[səbˈmɪsɪvnɪs] nsottomissione f, remissività
Collins Italian Dictionary 1st Edition © HarperCollins Publishers 1995


(səbˈmit) past tense, past participle subˈmitted verb
1. to yield to control or to a particular kind of treatment by another person etc. I refuse to submit to his control; The rebels were ordered to submit.
2. to offer (a plan, suggestion, proposal, entry etc). Competitors for the painting competition must submit their entries by Friday.
suˈbmission (-ʃən) noun
1. the act of submitting.
2. humbleness or obedience.
subˈmissive (-siv) adjective
obedient and humble.
subˈmissively adverb
subˈmissiveness noun
Kernerman English Multilingual Dictionary © 2006-2013 K Dictionaries Ltd.
References in classic literature ?
Pontellier had been a rather courteous husband so long as he met a certain tacit submissiveness in his wife.
And on Vronsky's face, always so firm and independent, she saw that look that had struck her, of bewilderment and humble submissiveness, like the expression of an intelligent dog when it has done wrong.
Once when he had got drunk at home, Nikita, probably to make up for his submissiveness when sober, broke open her box, took out her best clothes, snatched up an axe, and chopped all her undergarments and dresses to bits.
Being always on the defensive toward her own sisters, it was natural that she should be keenly conscious of her superiority, even as the weakest Dodson, over a husband's sister, who, besides being poorly off, and inclined to "hang on" her brother, had the good-natured submissiveness of a large, easy-tempered, untidy, prolific woman, with affection enough in her not only for her own husband and abundant children, but for any number of collateral relations.

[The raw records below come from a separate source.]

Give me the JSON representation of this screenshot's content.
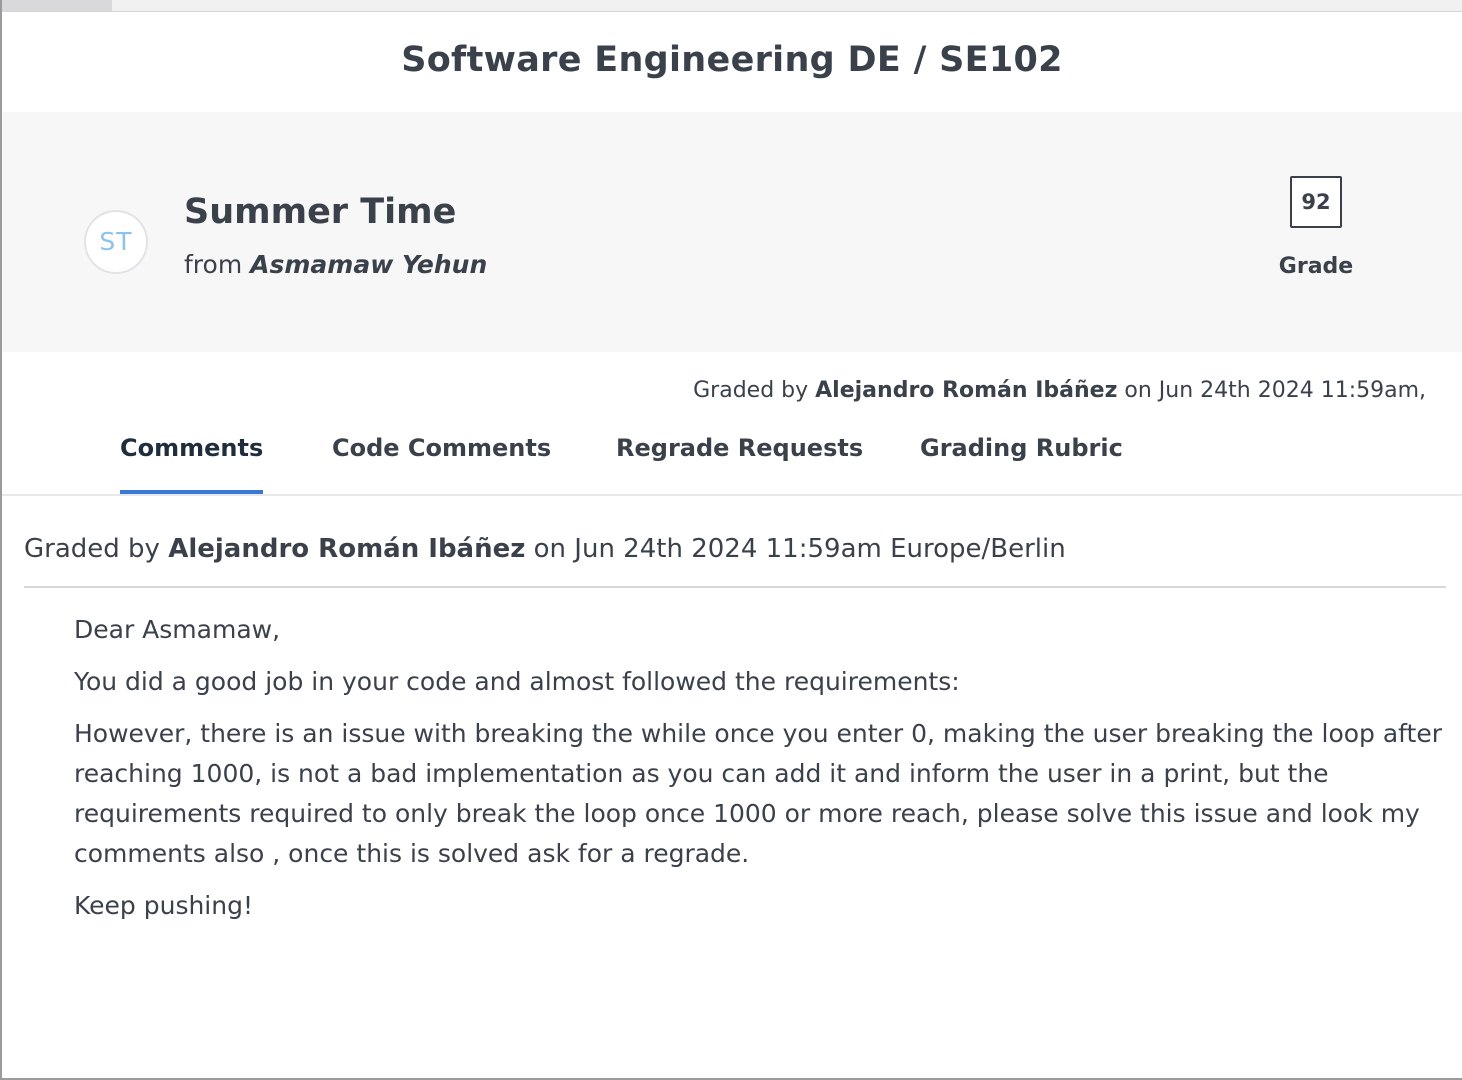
{
  "course": {
    "title": "Software Engineering DE / SE102"
  },
  "submission": {
    "avatar_initials": "ST",
    "title": "Summer Time",
    "from_prefix": "from",
    "author": "Asmamaw Yehun",
    "grade_value": "92",
    "grade_label": "Grade"
  },
  "graded_summary": {
    "prefix": "Graded by",
    "grader": "Alejandro Román Ibáñez",
    "suffix": "on Jun 24th 2024 11:59am,"
  },
  "tabs": [
    {
      "label": "Comments",
      "active": true
    },
    {
      "label": "Code Comments",
      "active": false
    },
    {
      "label": "Regrade Requests",
      "active": false
    },
    {
      "label": "Grading Rubric",
      "active": false
    }
  ],
  "comment": {
    "meta_prefix": "Graded by",
    "grader": "Alejandro Román Ibáñez",
    "meta_suffix": "on Jun 24th 2024 11:59am Europe/Berlin",
    "paragraphs": [
      "Dear Asmamaw,",
      "You did a good job in your code and almost followed the requirements:",
      "However, there is an issue with breaking the while once you enter 0, making the user breaking the loop after reaching 1000, is not a bad implementation as you can add it and inform the user in a print, but the requirements required to only break the loop once 1000 or more reach, please solve this issue and look my comments also , once this is solved ask for a regrade.",
      "Keep pushing!"
    ]
  },
  "colors": {
    "text": "#3b414b",
    "panel_bg": "#f7f7f8",
    "active_tab_underline": "#3a78d8",
    "avatar_text": "#8cc3ec"
  }
}
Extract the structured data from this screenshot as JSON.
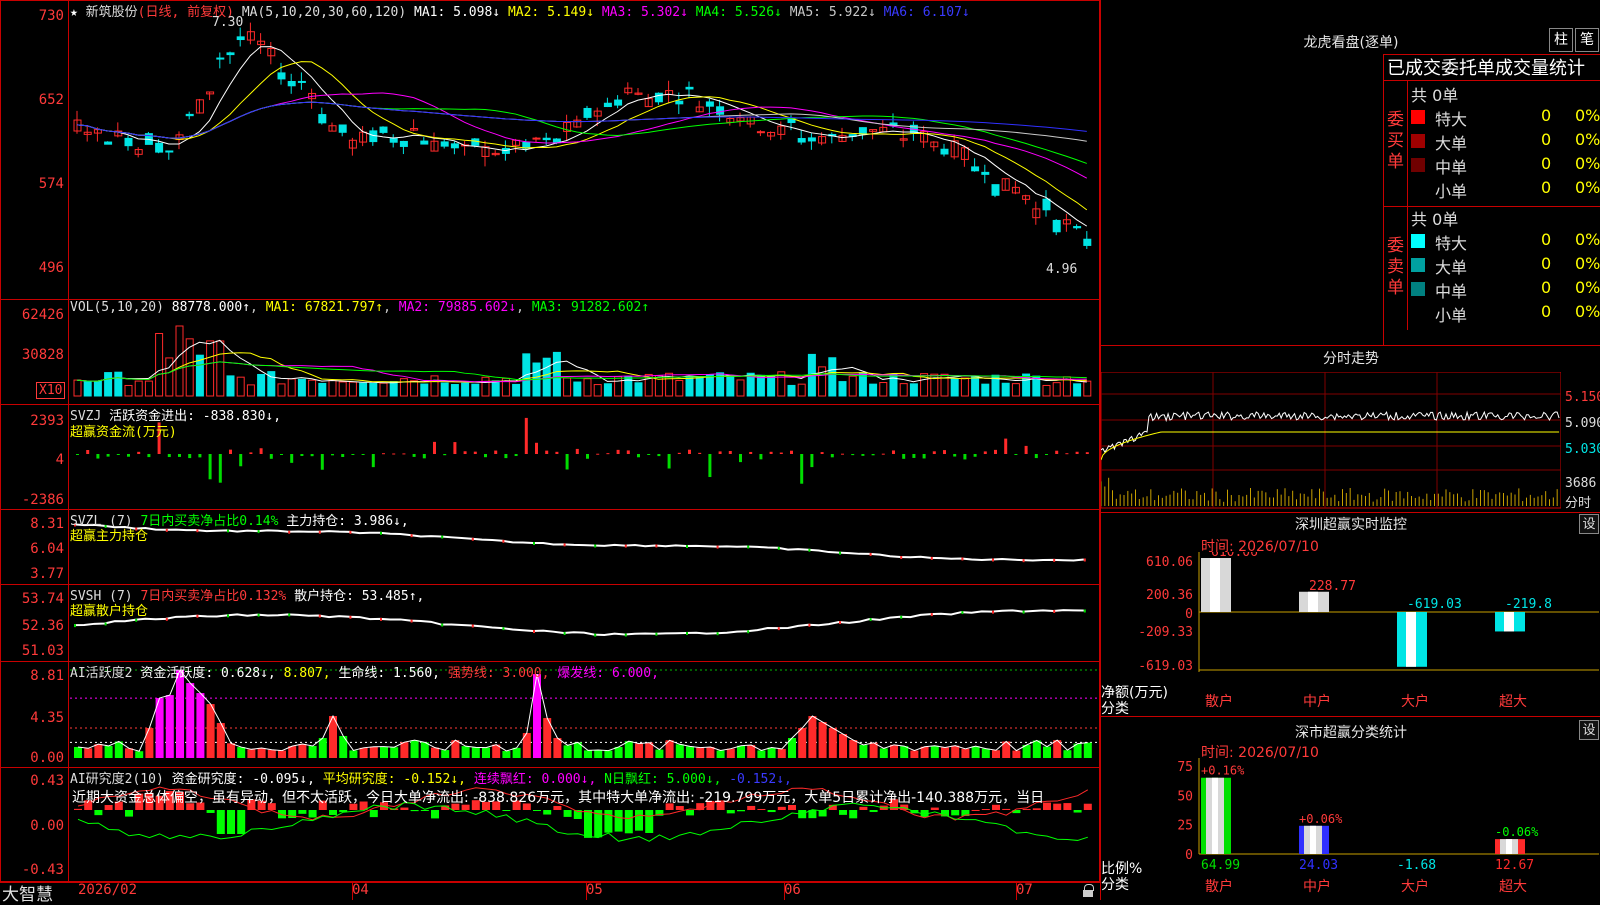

"I have heard of your new prospects," pursued Norah, speaking with a mechanical submissiveness of manner which seemed almost ungracious; "I wished to set things right between us; I wished to say I was sorry for what happened.
His native coolness, shrewdness, and deliberateness, his life-long submissiveness to the sentiment that words were acts and acts were steps in life, and that in this matter of taking steps curveting and prancing were exclusively reserved for quadrupeds and foreigners--all this admonished him that rightful wrath had no connection with being a fool and indulging in spectacular violence.
Lydgate relied much on the psychological difference between what for the sake of variety I will call goose and gander: especially on the innate submissiveness of the goose as beautifully corresponding to the strength of the gander.
Yet till that moment she had fancied that she might escape misfortune by care, gentleness and submissiveness before everyone.
Many reasons drive women to practice misogyny and advocate for their own submissiveness. In societies where women are still fighting for their rights, such behaviours, practices, and attitudes further hinder their advancement.
Be warned, her submissiveness and silence can be annoying.
There is, along with the sense of pride and vindication, a cloud of hopelessness given the current government's submissiveness to China today.